"Resolved. That the 71st General Convention of the Episcopal Church...urge the President of the United States and the U.S. negotiators in Geneva to take immediate international leadership in signing and implementing a comprehensive Test Ban Treaty in the coming year, and to pursue diplomatic initiatives for the complete elimination of nuclear weapons design, testing, and manufacture anywhere in the world."
-- Episcopal Church General Convention, 1994
"Today there is no logical reason for the retention and further development of cataclysmic firepower. Nuclear reductions are not enough ... maintaining nuclear deterrence into the twenty-first century will not aid but impede peace. Nuclear deterrence prevents genuine disarmament. It maintains an unacceptable hegemony over non-nuclear nations. It fuels arms race build-ups around the world. It spans a militarism that is choking off development for the poorest half of the world's population. It is a fundamental obstacle in achieving a new age of global security. "
-- Archbishop Renato Martino, Holy See's Representative to the U.N., 1993
"Since their exists in thermonuclear weapons a destructive power of vast proportions almost too frightful to contemplate, the Salvation Army recognizes that the world's problems cannot be solved by force, and that greed and pride, coupled with the widespread desire for domination, poison the souls of men and sow the seeds of conflict.
The Salvation Army continues to be deeply concerned with the investment of huge financial resources to aid the escalating production of terrifying weapons of mass destruction, rather than the diversion of these funds to socioeconomic growth throughout the world. Disarmament, peace and development are inextricably linked."

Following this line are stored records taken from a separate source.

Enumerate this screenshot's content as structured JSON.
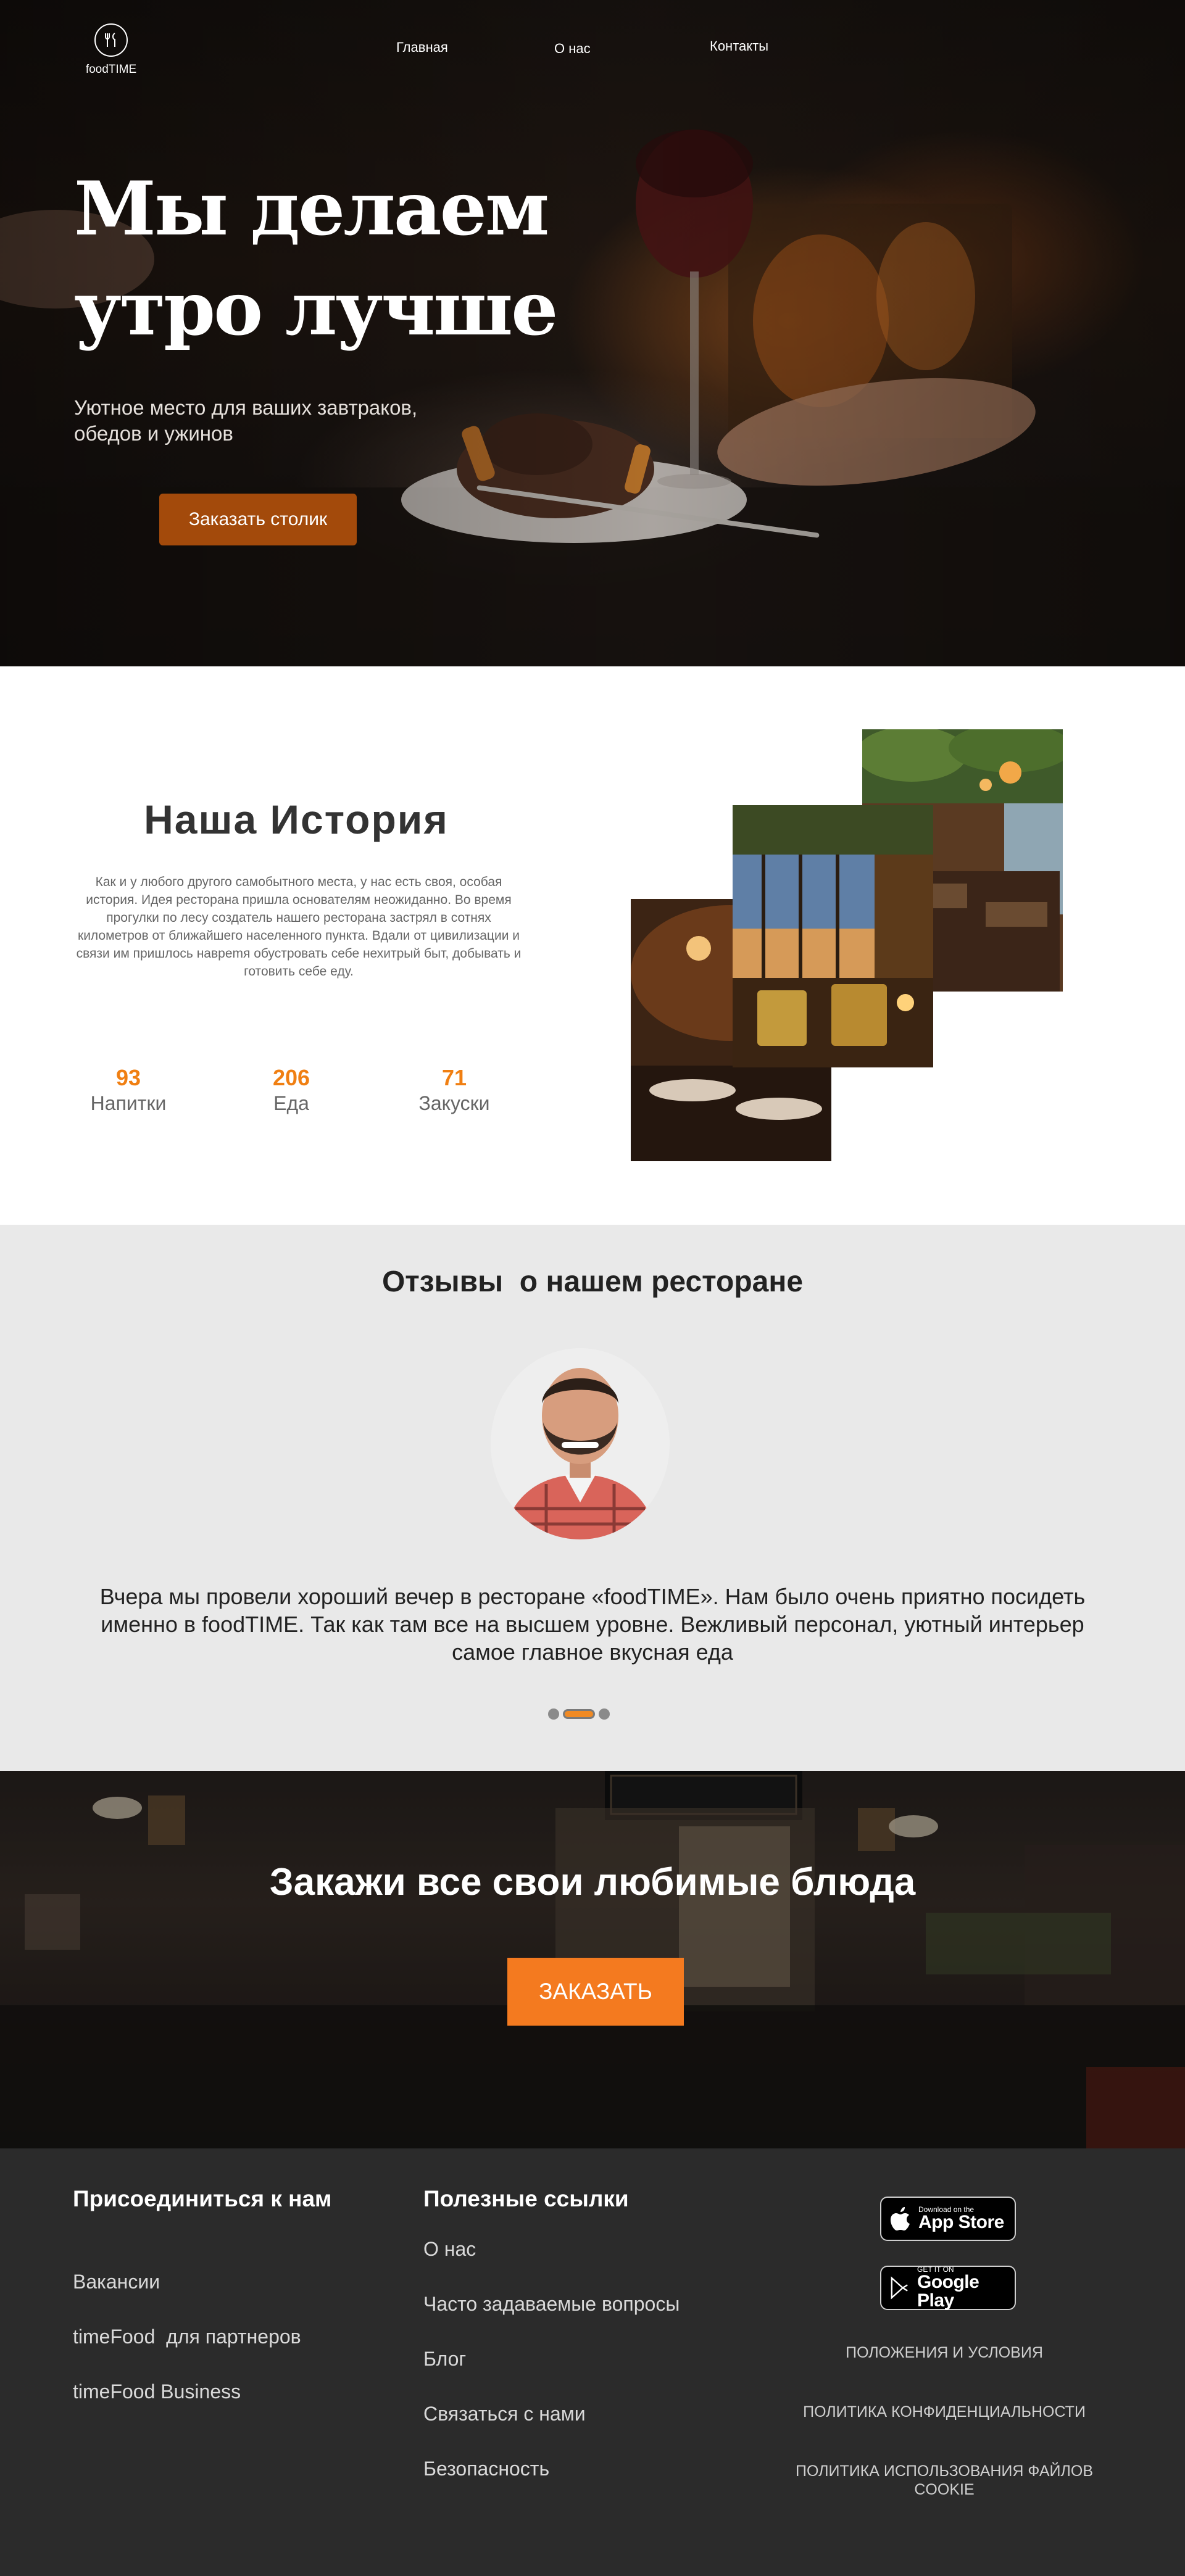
{
  "header": {
    "logo_text": "foodTIME",
    "nav": [
      "Главная",
      "О нас",
      "Контакты"
    ]
  },
  "hero": {
    "title_line1": "Мы делаем",
    "title_line2": "утро лучше",
    "subtitle_line1": "Уютное место для ваших завтраков,",
    "subtitle_line2": "обедов и ужинов",
    "cta_label": "Заказать столик"
  },
  "story": {
    "title": "Наша История",
    "text": "Как и у любого другого самобытного места, у нас есть своя, особая история. Идея ресторана пришла основателям неожиданно. Во время прогулки по лесу создатель нашего ресторана застрял в сотнях километров от ближайшего населенного пункта. Вдали от цивилизации и связи им пришлось наврemя обустровать себе нехитрый быт, добывать и готовить себе еду.",
    "stats": [
      {
        "value": "93",
        "label": "Напитки"
      },
      {
        "value": "206",
        "label": "Еда"
      },
      {
        "value": "71",
        "label": "Закуски"
      }
    ]
  },
  "reviews": {
    "title": "Отзывы  о нашем ресторане",
    "text": "Вчера мы провели хороший вечер в ресторане «foodTIME». Нам было очень приятно посидеть именно в foodTIME. Так как там все на высшем уровне. Вежливый персонал, уютный интерьер самое главное вкусная еда",
    "slide_count": 3,
    "active_slide": 2
  },
  "order": {
    "title": "Закажи все свои любимые блюда",
    "cta_label": "ЗАКАЗАТЬ"
  },
  "footer": {
    "join_title": "Присоединиться к нам",
    "join_links": [
      "Вакансии",
      "timeFood  для партнеров",
      "timeFood Business"
    ],
    "links_title": "Полезные ссылки",
    "useful_links": [
      "О нас",
      "Часто задаваемые вопросы",
      "Блог",
      "Связаться с нами",
      "Безопасность"
    ],
    "app_store": {
      "small": "Download on the",
      "big": "App Store"
    },
    "google_play": {
      "small": "GET IT ON",
      "big": "Google Play"
    },
    "policies": [
      "ПОЛОЖЕНИЯ И УСЛОВИЯ",
      "ПОЛИТИКА КОНФИДЕНЦИАЛЬНОСТИ",
      "ПОЛИТИКА ИСПОЛЬЗОВАНИЯ ФАЙЛОВ COOKIE"
    ]
  },
  "colors": {
    "accent": "#f47a1f",
    "hero_button": "#a34a0b",
    "stat_number": "#f07f12",
    "reviews_bg": "#e9e9e9",
    "footer_bg": "#2b2b2b"
  }
}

-- Salvation Army, 1990
"...we say a clear and unconditional No to nuclear war and to any use of nuclear weapons. We conclude that nuclear deterrence is a position that cannot receive the church's blessing ... We support the earliest possible negotiation of a phased but rapid reduction of nuclear arsenals ... to the eventual goal of a mutual and verifiable dismantling of all nuclear armaments."
-- United Methodist Council of Bishops, In Defense of Creation, 1986
"As people, we must refuse to legitimate the idea of nuclear war. Such a refusal will require not only new ideas and new visions, but what the Gospel calls conversion of the heart...We believe it is necessary for the sake of prevention to build a barrier against the idea of nuclear war as a viable strategy for defense...Each proposed addition to our strategic system or change in strategic doctrine must be assessed in the light of whether it will render steps toward progressive disarmament more or less likely."
-- U.S. Catholic Bishops' Pastoral Letter on War and Peace, 1983
"Any act aimed indiscriminately at the destruction of entire cities or extensive areas along with their population is a crime against God and humanity. It merits unequivocal and unhesitating condemnation."
-- Roman Catholic Church, Second Vatican Council, 1965